ESMO 2014: Final Overall Survival Analysis of the Phase III Randomised Trial of Chemotherapy With and Without Bevacizumab for Advanced Cervical Cancer
Benefit conferred by the incorporation of bevacizumab sustained
Final overall survival (OS) data from the NRG Oncology - Gynecologic Oncology Group (GOG) study of chemotherapy with and without bevacizumab for advanced cervical cancer has showed that the benefit conferred by the incorporation of bevacizumab is sustained beyond 50 months as evidenced by the survival curves remaining separated.
The results were reported during the Proffered Paper session in Gynaecolgical cancers at ESMO Congress 2014 in Madrid, Spain by Dr Krishnansu Tewari of the Department of Obstetrics & Gynaecology, University of California, Irvine Medical Center, Orange, USA
On 14 August, 2014, the USA Food and Drug Administration approved bevacizumab with chemotherapy for women with recurrent, persistent, or metastatic cervical cancer. This regulatory milestone was due to GOG protocol 240 that met its primary endpoint with the arm administering chemotherapy plus bevacizumab resulting in significantly improved OS compared to chemotherapy alone. These results were publicly announced following a data freeze on 12 December, 2012 when 271 deaths had occurred.
At ESMO 2014, the study investigators reported planned final analysis of OS and a detailed updated toxicity analysis based on the protocol-specified 346 events. The study results that were previously presented during the 2013 Plenary session of the American Society of Clinical Oncology (ASCO) were from the second analysis. These results were also published in theNew England Journal of Medicineon 20 February 2014.

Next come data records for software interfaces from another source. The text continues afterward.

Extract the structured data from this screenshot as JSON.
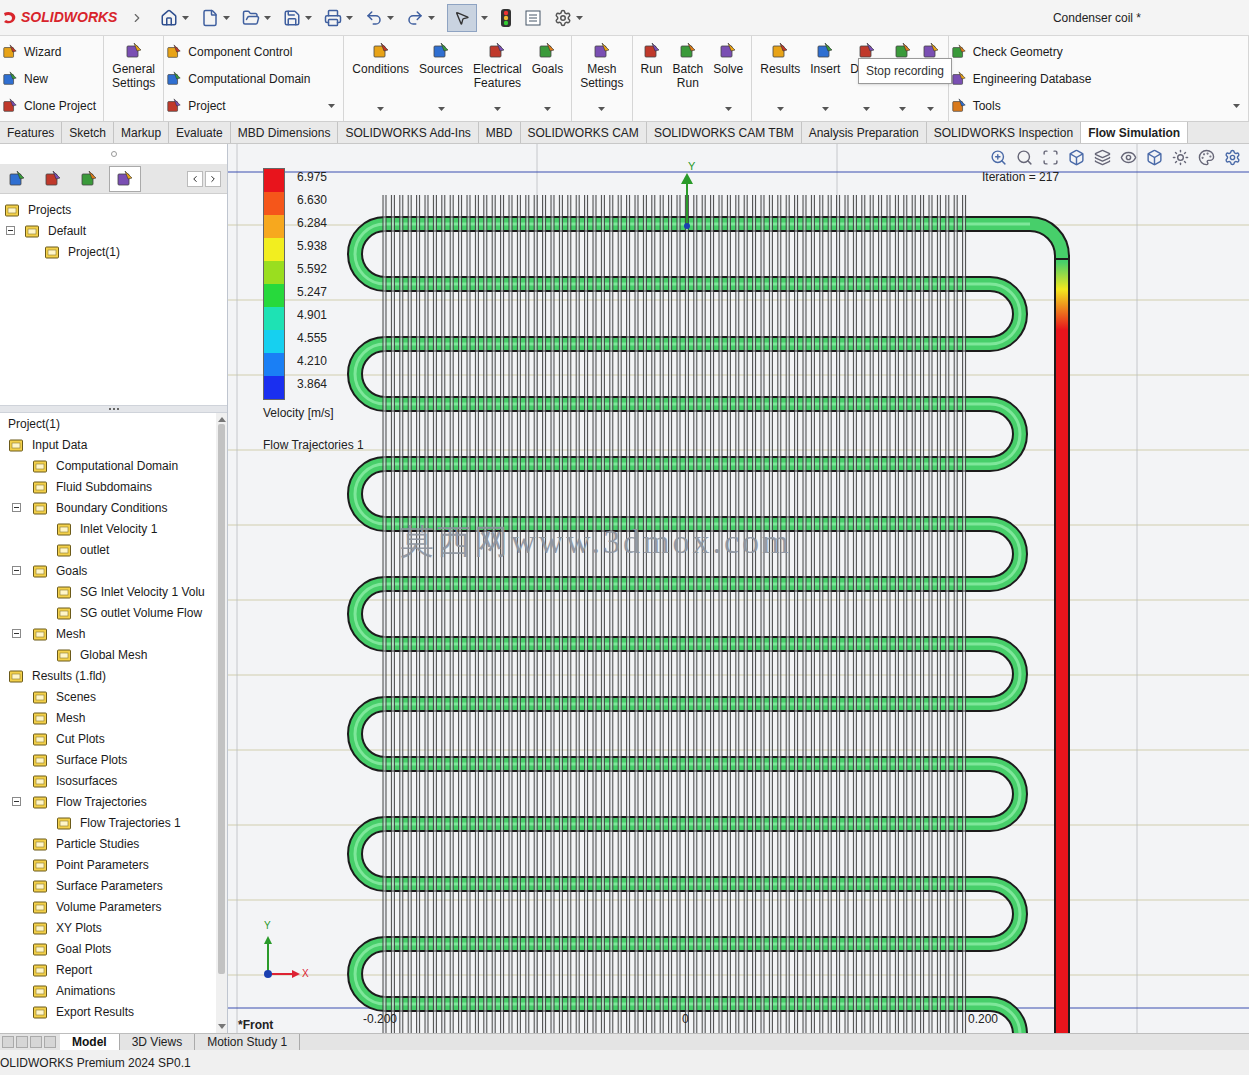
{
  "window": {
    "title": "Condenser coil *"
  },
  "logo": {
    "name": "SOLIDWORKS"
  },
  "ribbon": [
    {
      "kind": "stack",
      "items": [
        {
          "label": "Wizard",
          "dropdown": false
        },
        {
          "label": "New",
          "dropdown": false
        },
        {
          "label": "Clone Project",
          "dropdown": false
        }
      ]
    },
    {
      "kind": "large",
      "items": [
        {
          "label": "General Settings",
          "dropdown": false
        }
      ]
    },
    {
      "kind": "stack",
      "items": [
        {
          "label": "Component Control",
          "dropdown": false
        },
        {
          "label": "Computational Domain",
          "dropdown": false
        },
        {
          "label": "Project",
          "dropdown": true
        }
      ]
    },
    {
      "kind": "large",
      "items": [
        {
          "label": "Conditions",
          "dropdown": true
        },
        {
          "label": "Sources",
          "dropdown": true
        },
        {
          "label": "Electrical Features",
          "dropdown": true
        },
        {
          "label": "Goals",
          "dropdown": true
        }
      ]
    },
    {
      "kind": "large",
      "items": [
        {
          "label": "Mesh Settings",
          "dropdown": true
        }
      ]
    },
    {
      "kind": "large",
      "items": [
        {
          "label": "Run",
          "dropdown": false
        },
        {
          "label": "Batch Run",
          "dropdown": false
        },
        {
          "label": "Solve",
          "dropdown": true
        }
      ]
    },
    {
      "kind": "large",
      "items": [
        {
          "label": "Results",
          "dropdown": true
        },
        {
          "label": "Insert",
          "dropdown": true
        },
        {
          "label": "Displa",
          "dropdown": true
        },
        {
          "label": "",
          "dropdown": true
        },
        {
          "label": "",
          "dropdown": true
        }
      ]
    },
    {
      "kind": "stack",
      "items": [
        {
          "label": "Check Geometry",
          "dropdown": false
        },
        {
          "label": "Engineering Database",
          "dropdown": false
        },
        {
          "label": "Tools",
          "dropdown": true
        }
      ]
    }
  ],
  "tooltip": "Stop recording",
  "tabs": [
    {
      "label": "Features",
      "selected": false
    },
    {
      "label": "Sketch",
      "selected": false
    },
    {
      "label": "Markup",
      "selected": false
    },
    {
      "label": "Evaluate",
      "selected": false
    },
    {
      "label": "MBD Dimensions",
      "selected": false
    },
    {
      "label": "SOLIDWORKS Add-Ins",
      "selected": false
    },
    {
      "label": "MBD",
      "selected": false
    },
    {
      "label": "SOLIDWORKS CAM",
      "selected": false
    },
    {
      "label": "SOLIDWORKS CAM TBM",
      "selected": false
    },
    {
      "label": "Analysis Preparation",
      "selected": false
    },
    {
      "label": "SOLIDWORKS Inspection",
      "selected": false
    },
    {
      "label": "Flow Simulation",
      "selected": true
    }
  ],
  "panel_tabs": [
    {
      "selected": false
    },
    {
      "selected": false
    },
    {
      "selected": false
    },
    {
      "selected": true
    }
  ],
  "project_tree": [
    {
      "label": "Projects",
      "level": 0,
      "has_children": true,
      "expanded": true
    },
    {
      "label": "Default",
      "level": 1,
      "has_children": true,
      "expanded": true
    },
    {
      "label": "Project(1)",
      "level": 2,
      "has_children": false,
      "expanded": false
    }
  ],
  "analysis_tree": [
    {
      "label": "Project(1)",
      "kind": "root",
      "level": 0,
      "has_children": true,
      "expanded": true
    },
    {
      "label": "Input Data",
      "kind": "node",
      "level": 0,
      "has_children": true,
      "expanded": true
    },
    {
      "label": "Computational Domain",
      "kind": "node",
      "level": 1,
      "has_children": false,
      "expanded": false
    },
    {
      "label": "Fluid Subdomains",
      "kind": "node",
      "level": 1,
      "has_children": false,
      "expanded": false
    },
    {
      "label": "Boundary Conditions",
      "kind": "node",
      "level": 1,
      "has_children": true,
      "expanded": true
    },
    {
      "label": "Inlet Velocity 1",
      "kind": "node",
      "level": 2,
      "has_children": false,
      "expanded": false
    },
    {
      "label": "outlet",
      "kind": "node",
      "level": 2,
      "has_children": false,
      "expanded": false
    },
    {
      "label": "Goals",
      "kind": "node",
      "level": 1,
      "has_children": true,
      "expanded": true
    },
    {
      "label": "SG Inlet Velocity 1 Volu",
      "kind": "node",
      "level": 2,
      "has_children": false,
      "expanded": false
    },
    {
      "label": "SG outlet Volume Flow",
      "kind": "node",
      "level": 2,
      "has_children": false,
      "expanded": false
    },
    {
      "label": "Mesh",
      "kind": "node",
      "level": 1,
      "has_children": true,
      "expanded": true
    },
    {
      "label": "Global Mesh",
      "kind": "node",
      "level": 2,
      "has_children": false,
      "expanded": false
    },
    {
      "label": "Results (1.fld)",
      "kind": "node",
      "level": 0,
      "has_children": true,
      "expanded": true
    },
    {
      "label": "Scenes",
      "kind": "node",
      "level": 1,
      "has_children": false,
      "expanded": false
    },
    {
      "label": "Mesh",
      "kind": "node",
      "level": 1,
      "has_children": false,
      "expanded": false
    },
    {
      "label": "Cut Plots",
      "kind": "node",
      "level": 1,
      "has_children": false,
      "expanded": false
    },
    {
      "label": "Surface Plots",
      "kind": "node",
      "level": 1,
      "has_children": false,
      "expanded": false
    },
    {
      "label": "Isosurfaces",
      "kind": "node",
      "level": 1,
      "has_children": false,
      "expanded": false
    },
    {
      "label": "Flow Trajectories",
      "kind": "node",
      "level": 1,
      "has_children": true,
      "expanded": true
    },
    {
      "label": "Flow Trajectories 1",
      "kind": "node",
      "level": 2,
      "has_children": false,
      "expanded": false
    },
    {
      "label": "Particle Studies",
      "kind": "node",
      "level": 1,
      "has_children": false,
      "expanded": false
    },
    {
      "label": "Point Parameters",
      "kind": "node",
      "level": 1,
      "has_children": false,
      "expanded": false
    },
    {
      "label": "Surface Parameters",
      "kind": "node",
      "level": 1,
      "has_children": false,
      "expanded": false
    },
    {
      "label": "Volume Parameters",
      "kind": "node",
      "level": 1,
      "has_children": false,
      "expanded": false
    },
    {
      "label": "XY Plots",
      "kind": "node",
      "level": 1,
      "has_children": false,
      "expanded": false
    },
    {
      "label": "Goal Plots",
      "kind": "node",
      "level": 1,
      "has_children": false,
      "expanded": false
    },
    {
      "label": "Report",
      "kind": "node",
      "level": 1,
      "has_children": false,
      "expanded": false
    },
    {
      "label": "Animations",
      "kind": "node",
      "level": 1,
      "has_children": false,
      "expanded": false
    },
    {
      "label": "Export Results",
      "kind": "node",
      "level": 1,
      "has_children": false,
      "expanded": false
    }
  ],
  "viewport": {
    "iteration": "Iteration = 217",
    "view": "*Front",
    "legend": {
      "title": "Velocity [m/s]",
      "subtitle": "Flow Trajectories 1",
      "stops": [
        {
          "value": "6.975",
          "color": "#e8141c"
        },
        {
          "value": "6.630",
          "color": "#f5561a"
        },
        {
          "value": "6.284",
          "color": "#f7a81e"
        },
        {
          "value": "5.938",
          "color": "#f2ee1f"
        },
        {
          "value": "5.592",
          "color": "#9ade1f"
        },
        {
          "value": "5.247",
          "color": "#27d93c"
        },
        {
          "value": "4.901",
          "color": "#1ee2b4"
        },
        {
          "value": "4.555",
          "color": "#16d0f0"
        },
        {
          "value": "4.210",
          "color": "#1a7ff5"
        },
        {
          "value": "3.864",
          "color": "#1a2ff0"
        }
      ]
    },
    "axis_labels": [
      "-0.200",
      "0",
      "0.200"
    ],
    "origin_label": "Y",
    "triad": {
      "y": "Y",
      "x": "X"
    },
    "watermark": "莫西网www.3dmox.com"
  },
  "bottom_tabs": [
    {
      "label": "Model",
      "selected": true
    },
    {
      "label": "3D Views",
      "selected": false
    },
    {
      "label": "Motion Study 1",
      "selected": false
    }
  ],
  "status_bar": "OLIDWORKS Premium 2024 SP0.1"
}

The GOG 240 is a phase III randomised clinical trial using a 2x2 factorial design to determine whether chemotherapy plus bevacizumab and/or the non-platinum chemotherapy doublet (topotecan plus paclitaxel) improves OS in women with recurrent/persistent and metastatic cervical cancer.
The primary endpoints were OS and toxicity and secondary endpoints progression-free survival (PFS) and response.
The study investigators calculated that they will have to enrol approximately 450 patients with approximately 346 deaths expected to provide the study with 90% power to detect a reduction in the risk of death of at least 30% with either experimental treatment, with the one-sided type I error rate limited to 2.5% for each regimen.
The median age was 49 years and groups were well-balanced for disease status (70-73% recurrent), prior chemoradiation (74-75%), and in-field pelvic recurrence (53-54%).
When 348 events had occurred (2 more than the pre-specified number estimated for final analysis), the regimens administering bevacizumab continued to demonstrate a significant improvement in OS over chemotherapy alone: 16.8 vs 13.3 months; hazard ratio (HR) 0.765 (p=0.0068). The benefit conferred by the incorporation of bevacizumab is sustained beyond 50 months as evidenced continued separation of the survival curves.
Gastrointestinal (GI) perforations were reported in 3.2% of patients receiving bevacizumab, all of whom had prior radiotherapy. GI-vaginal fistula occurred in 8.2% of patients treated with bevacizumab vs 0.9% of those treated with chemotherapy alone. Grade 3 plus venous thromboembolic events were reported in 10.6% in the chemotherapy plus bevacizumab arm vs 5.4% in the chemotherapy alone arm.
Bevacizumab is the first targeted agent to be granted regulatory approval in the USA for treatment of cervical cancer.
Dr Sandro Pignata, who discussed the study results, said that strengths of the study are first improvement in OS after several years in this setting, first biological drug approved for cervical cancer, and clear demonstration that targeting angiogenesis is important in this disease.
However, there was a significant toxicity rate in the study with GI fistula in 8.6%, GI perforations in 3.2%, thromboembolism > grade 3 in 8.2% of patients, bleeding > grade 3 in 4.5% and death in 3.3% of patients. There was no analysis reported for risk factors related to toxicity and it is urgently needed in term of disease in the pelvis, previous radiotherapy, performance status, … Dr Pignata said that the use of the drug in patients unselected for clinical trials may require special attention.
Bevacizumab is a significant advance in the therapy of metastatic cervical cancer, but management of toxic events is still an open issue. The question is if the results could be generalizable in high incidence, but poor resource countries. According to Dr Pignata, resources still need to be directed with priority on screening and prevention of cervical cancer.
The GOG 240 was sponsored by the USA National Cancer Institute (NCI). Genentech, the drug manufacturer, provided support for the trial under the Cooperative Research and Development Agreement with the NCI for the clinical development of bevacizumab.